Customer centricity is imperative to reassess and adjust to the future customer behaviour with respect to buying behaviour, product preferences, and preferred buying channels. Examples include shift towards savings rather than impulse or need driven purchase, preference for health and well-being-oriented products and services, faster adoption channels enabling buy-from-home (“BFH”) compared to traditional retail outlet channel.

These changes need to be factored to drive future offerings for revenue growth. Organisations that will be able to leverage technology to proactively address shifting customer preferences on the delivery channel and interface experience (such as seamless buy-from-home experience through online platforms, professional last mile delivery at home experience, real-time virtual tracking of orders, responsive online customer service etc.) could gain much better access to customers inspiring customer delight and loyalty while also gaining sharper visibility of their aspirations.

Resilience will need to be at the heart of an efficient, predictable, and agile supply chain to meet the disruptions or shifts in customer aspirations. According to KPMG’s Beyond This Challenge series on supply chain management, this will require technology driven scenario planning, supplier risk management, end to end supply chain management, and micro supply chains.

Scenario planning will enable organisations to simulate potential future disruptions and take pre-emptive action in view of such eventuality. It will enable organisations to see a bigger picture and make effective trade-off decisions on issues related to effective inventory control versus cost of lost sales.

Artificial intelligence and automation empowered decision making could help in not just predicting but prescribing “sweet spots” between apparently conflicting objectives, based on real-time capacity, inventory, customer demand, and supplier data.

Supplier risk management using real-time supplier data such as system performance category alerts can help manage performance and issue resolution.

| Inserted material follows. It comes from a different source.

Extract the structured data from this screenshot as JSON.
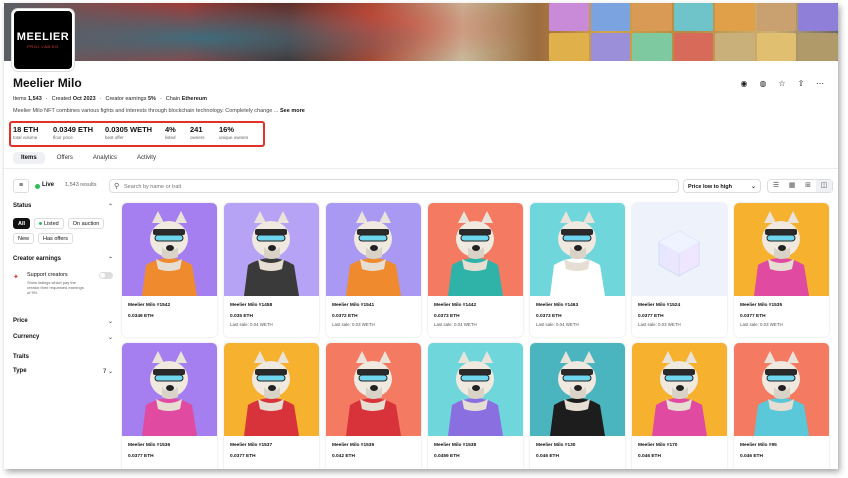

Supplier risk management systems will have to manage the supply and demand either by reaching out to all the suppliers outside affected regions or working with internal stakeholders as well as critical suppliers to contractually agree on logistic-based costs and necessary buffer stock, in order to manage price volatility.

This will also require answering strategic questions around outsourcing v/s insourcing, off-shoring v/s near-shoring or reshoring, single supplier v/s multi-supplier base. In such cases a collaborative relation built with trust and transparency, overtime with critical suppliers, can go a long way in developing supply chain resilience.

Organisations might need to evolve their operating model and shift towards micro supply chains, creating value as close to customers or in the customer interface as possible. Micro supply chains are finite, agile “mini operating models” with flexible contracts and manufacturing closer to the point of purchase. As per KPMG Insights on The Future of Supply Chain, these micro supply chains could be prudent in tackling vulnerabilities not only during pandemics but also other macro phenomena like volatile interest and exchange rates, tax regime change, trade tariffs and quotas, wage inflation and crop failure.

A digital-first approach leveraging leading technologies such as Industry 4.0, IoT, AI/ML, RPA for more predictive, intelligent and agile end-to-end supply chain management for demand prediction, production planning, inventory management, network planning, distribution management, etc. will be the key to managing disruptions.

Some or all of these approaches might get reinforced as the current pandemic impacts continue. However, it will be exciting to see how organisations innovate and optimise the costs to remain competitive without compromising on factors that drive customer delight.

The author is Partner - Transport & Logistics, KPMG in India